The New York-based Edison Project, a for-profit education company, has an interest in four of the bids. As their record in the US has shown, Edison's strategy for increasing profits is to employ younger, less experienced teachers who command lower salaries; to educate special-needs students without using specialists and to gain control of the "non-academic" aspects of schooling, i.e., administration, land and buildings, and make cuts in these areas. Of particular importance is the way the company's emphasis on achievement militates against genuine efforts to deal with children with special needs. The long hours and detailed curriculum have led many teachers, who have not been paid for working extra hours, to resign.
This introduction of market methods into education has been prepared through a protracted ideological offensive against state education that began under the Tory government of Margaret Thatcher. State education was starved of funds. The introduction of the Local Management of Schools (LMS) in 1988 reduced the amounts Local Authorities gave to schools, forcing those in socially deprived areas to decide between spending resources on staff, buildings or pupils. Grant Maintained Schools, that were provided a higher level of funding by central government, were introduced as an option for those in wealthier areas.

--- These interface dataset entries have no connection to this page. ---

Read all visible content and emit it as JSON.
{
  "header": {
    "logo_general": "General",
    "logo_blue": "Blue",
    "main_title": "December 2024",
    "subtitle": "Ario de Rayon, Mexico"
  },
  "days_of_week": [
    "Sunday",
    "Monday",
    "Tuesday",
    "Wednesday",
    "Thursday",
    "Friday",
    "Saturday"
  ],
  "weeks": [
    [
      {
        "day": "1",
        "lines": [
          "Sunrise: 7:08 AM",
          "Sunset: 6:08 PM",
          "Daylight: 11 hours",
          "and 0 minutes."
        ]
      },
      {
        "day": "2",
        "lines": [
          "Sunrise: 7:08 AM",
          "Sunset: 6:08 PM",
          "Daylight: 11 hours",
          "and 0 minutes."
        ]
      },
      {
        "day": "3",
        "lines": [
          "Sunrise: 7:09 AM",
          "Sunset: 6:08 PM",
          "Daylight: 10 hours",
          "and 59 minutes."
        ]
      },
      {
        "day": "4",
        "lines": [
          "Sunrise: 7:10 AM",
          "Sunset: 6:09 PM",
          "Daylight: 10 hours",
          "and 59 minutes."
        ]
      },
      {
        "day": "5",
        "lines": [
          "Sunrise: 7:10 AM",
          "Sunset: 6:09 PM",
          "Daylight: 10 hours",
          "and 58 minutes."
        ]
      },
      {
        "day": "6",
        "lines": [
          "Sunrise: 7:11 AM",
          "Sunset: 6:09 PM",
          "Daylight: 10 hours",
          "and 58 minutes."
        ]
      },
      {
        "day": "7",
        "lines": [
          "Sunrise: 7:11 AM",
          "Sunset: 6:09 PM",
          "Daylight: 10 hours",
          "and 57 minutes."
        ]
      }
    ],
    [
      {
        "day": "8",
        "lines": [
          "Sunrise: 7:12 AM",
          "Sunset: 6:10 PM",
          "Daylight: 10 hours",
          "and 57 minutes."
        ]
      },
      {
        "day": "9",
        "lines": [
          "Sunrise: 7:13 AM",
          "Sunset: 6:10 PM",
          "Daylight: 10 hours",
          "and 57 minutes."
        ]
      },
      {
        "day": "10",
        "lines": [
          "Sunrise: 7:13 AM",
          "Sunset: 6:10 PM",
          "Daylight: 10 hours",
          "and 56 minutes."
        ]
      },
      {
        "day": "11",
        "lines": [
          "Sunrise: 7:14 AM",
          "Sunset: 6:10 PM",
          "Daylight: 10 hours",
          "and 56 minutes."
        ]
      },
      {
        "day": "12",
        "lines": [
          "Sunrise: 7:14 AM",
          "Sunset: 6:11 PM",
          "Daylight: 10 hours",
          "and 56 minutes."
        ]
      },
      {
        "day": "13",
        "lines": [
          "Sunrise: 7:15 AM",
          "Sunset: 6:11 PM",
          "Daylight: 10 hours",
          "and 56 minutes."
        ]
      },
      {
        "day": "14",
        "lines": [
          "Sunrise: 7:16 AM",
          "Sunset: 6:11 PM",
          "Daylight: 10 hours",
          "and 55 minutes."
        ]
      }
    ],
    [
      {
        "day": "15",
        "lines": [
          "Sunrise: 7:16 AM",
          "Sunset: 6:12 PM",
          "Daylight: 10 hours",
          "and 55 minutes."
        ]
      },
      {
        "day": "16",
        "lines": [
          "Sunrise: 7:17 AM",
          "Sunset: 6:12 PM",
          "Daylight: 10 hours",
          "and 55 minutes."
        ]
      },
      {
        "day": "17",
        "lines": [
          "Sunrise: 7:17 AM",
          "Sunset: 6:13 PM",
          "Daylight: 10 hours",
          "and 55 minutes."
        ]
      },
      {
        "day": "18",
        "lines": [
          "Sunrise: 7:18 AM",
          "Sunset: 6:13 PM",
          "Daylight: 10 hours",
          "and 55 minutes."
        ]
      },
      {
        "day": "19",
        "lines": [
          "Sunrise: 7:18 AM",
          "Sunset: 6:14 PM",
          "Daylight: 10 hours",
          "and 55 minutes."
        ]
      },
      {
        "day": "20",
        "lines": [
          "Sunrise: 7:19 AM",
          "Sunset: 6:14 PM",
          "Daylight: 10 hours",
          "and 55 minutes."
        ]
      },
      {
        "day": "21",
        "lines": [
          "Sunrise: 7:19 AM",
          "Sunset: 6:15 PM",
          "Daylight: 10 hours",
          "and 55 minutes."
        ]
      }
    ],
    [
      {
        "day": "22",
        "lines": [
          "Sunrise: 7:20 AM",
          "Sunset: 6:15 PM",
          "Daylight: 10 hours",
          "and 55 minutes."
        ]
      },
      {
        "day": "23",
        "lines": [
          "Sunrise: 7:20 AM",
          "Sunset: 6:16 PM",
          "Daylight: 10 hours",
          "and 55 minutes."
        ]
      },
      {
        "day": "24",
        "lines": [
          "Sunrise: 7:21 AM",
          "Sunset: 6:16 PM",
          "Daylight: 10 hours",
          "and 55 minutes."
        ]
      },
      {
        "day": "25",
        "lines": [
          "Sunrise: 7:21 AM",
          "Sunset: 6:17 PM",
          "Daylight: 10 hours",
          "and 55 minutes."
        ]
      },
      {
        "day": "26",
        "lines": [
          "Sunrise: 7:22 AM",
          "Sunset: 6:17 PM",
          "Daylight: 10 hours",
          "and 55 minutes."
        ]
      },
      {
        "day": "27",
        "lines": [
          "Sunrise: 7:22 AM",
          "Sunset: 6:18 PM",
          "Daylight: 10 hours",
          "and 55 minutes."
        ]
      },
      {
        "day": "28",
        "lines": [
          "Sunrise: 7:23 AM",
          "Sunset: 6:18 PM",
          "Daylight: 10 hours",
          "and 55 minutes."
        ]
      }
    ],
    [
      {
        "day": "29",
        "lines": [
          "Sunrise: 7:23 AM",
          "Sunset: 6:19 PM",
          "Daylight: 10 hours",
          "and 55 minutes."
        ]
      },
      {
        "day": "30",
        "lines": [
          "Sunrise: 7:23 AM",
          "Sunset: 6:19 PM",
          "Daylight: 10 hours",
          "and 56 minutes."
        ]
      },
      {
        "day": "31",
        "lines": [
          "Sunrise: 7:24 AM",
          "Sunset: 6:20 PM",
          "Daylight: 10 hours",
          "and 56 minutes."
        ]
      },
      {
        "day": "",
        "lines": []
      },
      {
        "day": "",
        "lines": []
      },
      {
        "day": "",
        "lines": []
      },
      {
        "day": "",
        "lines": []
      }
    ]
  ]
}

The introduction of Standard Assessment Tests at ages 5, 7, 9 and 11 and the publication of league tables for exam results has been accompanied by a campaign to identify as "failed schools" those whose test results are low. These are usually in the most deprived urban areas. This has led to increased competition between schools, with the best creaming off the bulk of children with the best academic record. Those that fall behind are simply threatened with closure.
In the post-war period resources for education and welfare were state-funded, except for a small number of fee-paying schools for the rich. The 1988 Education Reform Act placed a much greater emphasis on schools raising their own funds. Because government funding is inadequate, schools have had to turn to businesses for financial grants or awards. The introduction of EAZ will now give corporate donors a direct say in how schools are run.
Without additional resources many more schools will be forced to close. The Labour government has only allocated £240 million of the education budget to cutting class sizes for 5-7 year olds to 30 and to repair dilapidated school buildings. As long ago as 1992, the Labour Party in opposition cited a figure of £3.5 billion needed for school repairs.
Far from helping poor areas under the guise of raising standards, EAZs offer the most impoverished and educationally disadvantaged children a lower standard of education than ever before. An all-rounded education involves the pursuit and assimilation of knowledge from a range of subjects over a long period. It requires an ongoing commitment to the allocation of resources for the training of the next generation. Big business is not interested in such long-term aims. It will fund only those aspects that yield the most immediate financial results.
The Labour government fully embraces this perspective. By placing education at the mercy of the market, it is breaking from the principle of free education for all that has underpinned the British social welfare system since the introduction of the 1944 Education Act.